Assignment: Only the lines with the string "Russian" are needed; return each of them from the entries below.
BEGIN
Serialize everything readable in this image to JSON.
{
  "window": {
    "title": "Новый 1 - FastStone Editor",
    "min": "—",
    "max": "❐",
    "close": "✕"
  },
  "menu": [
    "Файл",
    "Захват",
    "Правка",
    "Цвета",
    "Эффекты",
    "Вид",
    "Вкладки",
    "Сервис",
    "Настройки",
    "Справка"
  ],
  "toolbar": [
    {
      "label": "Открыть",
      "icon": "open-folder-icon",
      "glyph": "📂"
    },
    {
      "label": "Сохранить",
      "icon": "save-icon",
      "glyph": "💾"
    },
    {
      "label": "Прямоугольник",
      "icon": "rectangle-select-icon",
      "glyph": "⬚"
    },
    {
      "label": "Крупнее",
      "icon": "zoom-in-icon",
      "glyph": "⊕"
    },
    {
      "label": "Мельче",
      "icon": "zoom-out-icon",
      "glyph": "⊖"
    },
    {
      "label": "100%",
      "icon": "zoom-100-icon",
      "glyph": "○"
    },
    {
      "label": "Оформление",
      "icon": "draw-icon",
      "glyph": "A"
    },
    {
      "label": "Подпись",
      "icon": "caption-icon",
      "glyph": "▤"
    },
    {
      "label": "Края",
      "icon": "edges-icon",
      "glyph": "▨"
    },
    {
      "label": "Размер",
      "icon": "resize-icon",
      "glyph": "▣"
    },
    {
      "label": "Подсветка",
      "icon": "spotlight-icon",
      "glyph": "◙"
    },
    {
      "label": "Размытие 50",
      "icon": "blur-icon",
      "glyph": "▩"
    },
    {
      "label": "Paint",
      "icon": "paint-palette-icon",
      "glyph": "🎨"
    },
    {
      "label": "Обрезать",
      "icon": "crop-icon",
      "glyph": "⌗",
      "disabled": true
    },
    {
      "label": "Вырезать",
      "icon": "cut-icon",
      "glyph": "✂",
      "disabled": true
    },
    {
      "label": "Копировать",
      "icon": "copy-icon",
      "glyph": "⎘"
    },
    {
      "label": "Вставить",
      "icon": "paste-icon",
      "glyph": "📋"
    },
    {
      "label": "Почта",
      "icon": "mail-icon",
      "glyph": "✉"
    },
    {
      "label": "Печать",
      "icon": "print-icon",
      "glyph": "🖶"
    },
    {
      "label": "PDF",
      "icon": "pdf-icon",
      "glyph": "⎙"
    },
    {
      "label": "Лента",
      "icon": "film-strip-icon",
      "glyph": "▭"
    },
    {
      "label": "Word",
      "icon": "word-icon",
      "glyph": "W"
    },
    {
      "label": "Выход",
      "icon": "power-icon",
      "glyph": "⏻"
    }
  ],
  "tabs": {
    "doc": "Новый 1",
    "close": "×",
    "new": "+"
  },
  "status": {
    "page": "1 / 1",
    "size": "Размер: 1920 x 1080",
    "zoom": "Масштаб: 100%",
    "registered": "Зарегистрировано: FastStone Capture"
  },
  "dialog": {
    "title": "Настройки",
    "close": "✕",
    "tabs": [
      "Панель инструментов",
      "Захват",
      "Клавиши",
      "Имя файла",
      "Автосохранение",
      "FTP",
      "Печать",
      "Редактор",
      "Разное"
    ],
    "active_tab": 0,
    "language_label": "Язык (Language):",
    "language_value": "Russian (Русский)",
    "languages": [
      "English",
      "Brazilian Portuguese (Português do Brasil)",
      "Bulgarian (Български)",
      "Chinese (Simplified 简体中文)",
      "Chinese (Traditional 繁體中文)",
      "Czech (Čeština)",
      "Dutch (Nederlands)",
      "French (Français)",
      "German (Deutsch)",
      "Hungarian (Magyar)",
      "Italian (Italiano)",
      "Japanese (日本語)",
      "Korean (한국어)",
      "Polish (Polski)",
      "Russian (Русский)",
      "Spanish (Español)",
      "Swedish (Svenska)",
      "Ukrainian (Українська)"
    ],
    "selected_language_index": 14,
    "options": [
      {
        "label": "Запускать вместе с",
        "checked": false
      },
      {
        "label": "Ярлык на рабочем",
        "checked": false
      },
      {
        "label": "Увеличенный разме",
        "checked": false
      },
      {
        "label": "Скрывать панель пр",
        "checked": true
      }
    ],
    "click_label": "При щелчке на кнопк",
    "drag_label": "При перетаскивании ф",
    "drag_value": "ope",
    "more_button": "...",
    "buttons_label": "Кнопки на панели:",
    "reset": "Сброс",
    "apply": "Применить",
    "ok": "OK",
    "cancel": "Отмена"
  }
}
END
Expected output:
    "language_value": "Russian (Русский)",
      "Russian (Русский)",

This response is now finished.